Copy the data exactly, keeping every line intact.

:: Input for this task ::

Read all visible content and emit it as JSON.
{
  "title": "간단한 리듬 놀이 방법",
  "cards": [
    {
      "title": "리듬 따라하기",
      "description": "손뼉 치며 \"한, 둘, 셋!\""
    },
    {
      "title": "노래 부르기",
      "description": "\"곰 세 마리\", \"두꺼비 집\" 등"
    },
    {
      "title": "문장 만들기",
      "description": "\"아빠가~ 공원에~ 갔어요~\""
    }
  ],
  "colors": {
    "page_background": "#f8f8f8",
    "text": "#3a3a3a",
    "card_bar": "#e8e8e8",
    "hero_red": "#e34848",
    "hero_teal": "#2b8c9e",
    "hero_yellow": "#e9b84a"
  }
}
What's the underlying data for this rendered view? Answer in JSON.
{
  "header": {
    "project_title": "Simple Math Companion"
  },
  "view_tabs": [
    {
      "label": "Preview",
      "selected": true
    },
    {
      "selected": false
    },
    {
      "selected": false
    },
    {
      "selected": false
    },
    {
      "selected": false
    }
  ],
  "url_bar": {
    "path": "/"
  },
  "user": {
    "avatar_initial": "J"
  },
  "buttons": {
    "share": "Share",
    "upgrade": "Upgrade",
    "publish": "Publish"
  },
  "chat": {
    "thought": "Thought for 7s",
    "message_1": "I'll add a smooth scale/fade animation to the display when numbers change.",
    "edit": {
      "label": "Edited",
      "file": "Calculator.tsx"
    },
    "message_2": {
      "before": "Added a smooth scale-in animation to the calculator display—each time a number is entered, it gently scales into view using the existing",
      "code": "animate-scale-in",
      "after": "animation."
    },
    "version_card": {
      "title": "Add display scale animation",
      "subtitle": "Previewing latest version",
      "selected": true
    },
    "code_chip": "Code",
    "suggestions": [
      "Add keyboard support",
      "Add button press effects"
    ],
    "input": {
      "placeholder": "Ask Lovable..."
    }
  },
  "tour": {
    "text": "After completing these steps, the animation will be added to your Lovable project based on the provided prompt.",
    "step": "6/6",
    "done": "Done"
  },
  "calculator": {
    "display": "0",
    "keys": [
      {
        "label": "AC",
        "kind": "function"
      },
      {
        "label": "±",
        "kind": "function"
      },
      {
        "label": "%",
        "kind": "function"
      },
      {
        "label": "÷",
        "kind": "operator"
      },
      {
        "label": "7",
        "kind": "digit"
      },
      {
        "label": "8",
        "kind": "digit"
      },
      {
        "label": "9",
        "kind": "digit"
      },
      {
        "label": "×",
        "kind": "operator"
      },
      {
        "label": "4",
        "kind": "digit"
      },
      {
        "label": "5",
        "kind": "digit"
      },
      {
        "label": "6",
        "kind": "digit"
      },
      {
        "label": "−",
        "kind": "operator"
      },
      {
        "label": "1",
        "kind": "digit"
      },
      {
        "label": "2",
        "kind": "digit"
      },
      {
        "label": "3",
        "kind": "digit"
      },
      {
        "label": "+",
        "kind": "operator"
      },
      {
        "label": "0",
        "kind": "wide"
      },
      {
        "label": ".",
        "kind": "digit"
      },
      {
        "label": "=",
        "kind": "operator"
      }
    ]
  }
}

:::

> _Output of the task_:
Read all visible content and emit it as JSON.
{
  "title": "간단한 리듬 놀이 방법",
  "cards": [
    {
      "title": "리듬 따라하기",
      "description": "손뼉 치며 \"한, 둘, 셋!\""
    },
    {
      "title": "노래 부르기",
      "description": "\"곰 세 마리\", \"두꺼비 집\" 등"
    },
    {
      "title": "문장 만들기",
      "description": "\"아빠가~ 공원에~ 갔어요~\""
    }
  ],
  "colors": {
    "page_background": "#f8f8f8",
    "text": "#3a3a3a",
    "card_bar": "#e8e8e8",
    "hero_red": "#e34848",
    "hero_teal": "#2b8c9e",
    "hero_yellow": "#e9b84a"
  }
}
What's the underlying data for this rendered view? Answer in JSON.
{
  "header": {
    "project_title": "Simple Math Companion"
  },
  "view_tabs": [
    {
      "label": "Preview",
      "selected": true
    },
    {
      "selected": false
    },
    {
      "selected": false
    },
    {
      "selected": false
    },
    {
      "selected": false
    }
  ],
  "url_bar": {
    "path": "/"
  },
  "user": {
    "avatar_initial": "J"
  },
  "buttons": {
    "share": "Share",
    "upgrade": "Upgrade",
    "publish": "Publish"
  },
  "chat": {
    "thought": "Thought for 7s",
    "message_1": "I'll add a smooth scale/fade animation to the display when numbers change.",
    "edit": {
      "label": "Edited",
      "file": "Calculator.tsx"
    },
    "message_2": {
      "before": "Added a smooth scale-in animation to the calculator display—each time a number is entered, it gently scales into view using the existing",
      "code": "animate-scale-in",
      "after": "animation."
    },
    "version_card": {
      "title": "Add display scale animation",
      "subtitle": "Previewing latest version",
      "selected": true
    },
    "code_chip": "Code",
    "suggestions": [
      "Add keyboard support",
      "Add button press effects"
    ],
    "input": {
      "placeholder": "Ask Lovable..."
    }
  },
  "tour": {
    "text": "After completing these steps, the animation will be added to your Lovable project based on the provided prompt.",
    "step": "6/6",
    "done": "Done"
  },
  "calculator": {
    "display": "0",
    "keys": [
      {
        "label": "AC",
        "kind": "function"
      },
      {
        "label": "±",
        "kind": "function"
      },
      {
        "label": "%",
        "kind": "function"
      },
      {
        "label": "÷",
        "kind": "operator"
      },
      {
        "label": "7",
        "kind": "digit"
      },
      {
        "label": "8",
        "kind": "digit"
      },
      {
        "label": "9",
        "kind": "digit"
      },
      {
        "label": "×",
        "kind": "operator"
      },
      {
        "label": "4",
        "kind": "digit"
      },
      {
        "label": "5",
        "kind": "digit"
      },
      {
        "label": "6",
        "kind": "digit"
      },
      {
        "label": "−",
        "kind": "operator"
      },
      {
        "label": "1",
        "kind": "digit"
      },
      {
        "label": "2",
        "kind": "digit"
      },
      {
        "label": "3",
        "kind": "digit"
      },
      {
        "label": "+",
        "kind": "operator"
      },
      {
        "label": "0",
        "kind": "wide"
      },
      {
        "label": ".",
        "kind": "digit"
      },
      {
        "label": "=",
        "kind": "operator"
      }
    ]
  }
}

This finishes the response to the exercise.